[Start of Attachment]

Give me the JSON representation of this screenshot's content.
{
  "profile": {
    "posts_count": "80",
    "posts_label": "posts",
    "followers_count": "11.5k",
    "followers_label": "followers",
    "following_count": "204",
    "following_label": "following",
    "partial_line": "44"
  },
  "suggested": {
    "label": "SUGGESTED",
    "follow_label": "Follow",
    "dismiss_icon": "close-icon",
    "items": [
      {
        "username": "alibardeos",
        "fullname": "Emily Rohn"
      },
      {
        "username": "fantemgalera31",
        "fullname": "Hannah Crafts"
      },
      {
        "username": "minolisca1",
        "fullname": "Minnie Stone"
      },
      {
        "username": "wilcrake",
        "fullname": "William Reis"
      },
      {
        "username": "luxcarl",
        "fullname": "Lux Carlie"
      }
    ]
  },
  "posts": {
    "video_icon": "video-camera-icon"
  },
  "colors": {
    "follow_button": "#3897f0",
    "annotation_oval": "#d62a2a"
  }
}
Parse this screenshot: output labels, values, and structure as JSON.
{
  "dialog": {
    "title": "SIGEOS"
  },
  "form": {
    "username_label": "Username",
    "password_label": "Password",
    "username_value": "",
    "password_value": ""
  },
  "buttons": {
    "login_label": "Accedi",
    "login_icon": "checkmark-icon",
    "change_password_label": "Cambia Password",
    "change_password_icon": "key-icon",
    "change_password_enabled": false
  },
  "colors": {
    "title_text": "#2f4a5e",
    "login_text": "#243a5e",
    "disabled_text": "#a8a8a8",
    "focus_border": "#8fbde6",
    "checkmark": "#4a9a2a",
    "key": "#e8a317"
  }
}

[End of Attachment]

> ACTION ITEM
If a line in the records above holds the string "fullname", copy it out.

> SOLVED EXERCISE
        "fullname": "Emily Rohn"
        "fullname": "Hannah Crafts"
        "fullname": "Minnie Stone"
        "fullname": "William Reis"
        "fullname": "Lux Carlie"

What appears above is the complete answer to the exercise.